Let me also comment for a moment on the general state of affairs in America today. Those of us who worried how terrible things might become under a Donald Trump presidency were wrong. It is even far worse than we imagined. Not in our wildest dreams did we anticipate the depth of his attacks on our national polity and norms of our society. Nor did we recognize the depths of collusion to which the Republican party would descend in order to retain power. Although American institutions are strong and great resistance has emerged within our population, many of us feel we are in a struggle for the survival of our country as we have known it. To put it mildly, Americans are at this time consumed with many worries “close to home.”

Now, I need to say there is at least a tiny light in all this gloom, and that is the joint Base Closure statement organized by my colleague Joseph Gerson of the Campaign for Peace Disarmament and Common Security, and now being circulated for signature by leaders from across the globe.
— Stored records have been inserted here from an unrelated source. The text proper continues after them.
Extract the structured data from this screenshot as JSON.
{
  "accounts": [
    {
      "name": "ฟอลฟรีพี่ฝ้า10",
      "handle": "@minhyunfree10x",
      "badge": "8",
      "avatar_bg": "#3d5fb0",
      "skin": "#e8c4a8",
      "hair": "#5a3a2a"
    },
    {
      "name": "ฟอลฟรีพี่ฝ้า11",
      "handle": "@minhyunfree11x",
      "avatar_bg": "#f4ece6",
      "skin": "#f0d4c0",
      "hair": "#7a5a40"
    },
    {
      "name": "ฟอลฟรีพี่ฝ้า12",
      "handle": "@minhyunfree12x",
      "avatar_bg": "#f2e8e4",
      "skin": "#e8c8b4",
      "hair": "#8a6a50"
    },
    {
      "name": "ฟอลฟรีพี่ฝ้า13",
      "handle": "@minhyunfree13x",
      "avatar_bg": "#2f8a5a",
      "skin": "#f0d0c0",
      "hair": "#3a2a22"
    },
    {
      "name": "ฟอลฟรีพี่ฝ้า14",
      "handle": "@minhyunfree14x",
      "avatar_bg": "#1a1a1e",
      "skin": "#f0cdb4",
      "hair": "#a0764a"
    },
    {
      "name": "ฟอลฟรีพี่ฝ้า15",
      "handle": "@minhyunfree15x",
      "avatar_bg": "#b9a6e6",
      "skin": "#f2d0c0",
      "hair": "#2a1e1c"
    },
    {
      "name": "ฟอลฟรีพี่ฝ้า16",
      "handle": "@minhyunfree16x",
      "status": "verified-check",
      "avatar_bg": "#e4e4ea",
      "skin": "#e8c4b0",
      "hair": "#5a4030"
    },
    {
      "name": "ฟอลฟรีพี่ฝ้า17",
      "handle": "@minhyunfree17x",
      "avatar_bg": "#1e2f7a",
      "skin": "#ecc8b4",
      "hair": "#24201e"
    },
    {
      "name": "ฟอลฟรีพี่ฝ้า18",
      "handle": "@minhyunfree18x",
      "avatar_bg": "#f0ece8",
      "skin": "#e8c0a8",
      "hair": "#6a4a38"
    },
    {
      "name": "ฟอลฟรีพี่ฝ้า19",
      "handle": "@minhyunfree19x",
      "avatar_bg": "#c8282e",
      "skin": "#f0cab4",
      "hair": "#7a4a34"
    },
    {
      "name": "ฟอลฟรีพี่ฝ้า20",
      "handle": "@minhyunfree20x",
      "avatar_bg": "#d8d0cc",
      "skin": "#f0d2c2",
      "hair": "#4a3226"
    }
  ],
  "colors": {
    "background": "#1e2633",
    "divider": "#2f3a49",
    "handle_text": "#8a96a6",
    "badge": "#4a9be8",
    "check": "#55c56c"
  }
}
Originally issued in 2014 and signed by over 100 of the world’s leading Scholars, Artists, and Activists, it called for support of the Okinawan people in their resistance to the planned construction of the new US base at Henoko. It has now been updated and calls for the closure of ALL US foreign military bases. Addressed to President Donald Trump, Secretary of Defense Mattis, and the US Congress, it details the fundamental reasons foreign military bases fail to serve American interests, actually increase US security problems, and have a profoundly negative impact on the land and people where they are located. The declaration stands as “an unequivocal statement of support for the people of Okinawa in their struggle for peace, dignity, human rights and protection of their environment…”

We should all be inspired by the courage and determination of the Okinawan people. We at this conference, in any way we are able, and the Japanese people as a whole, should support their Okinawan brethren in their long nonviolent struggle to remove these bases and recover their land and independence.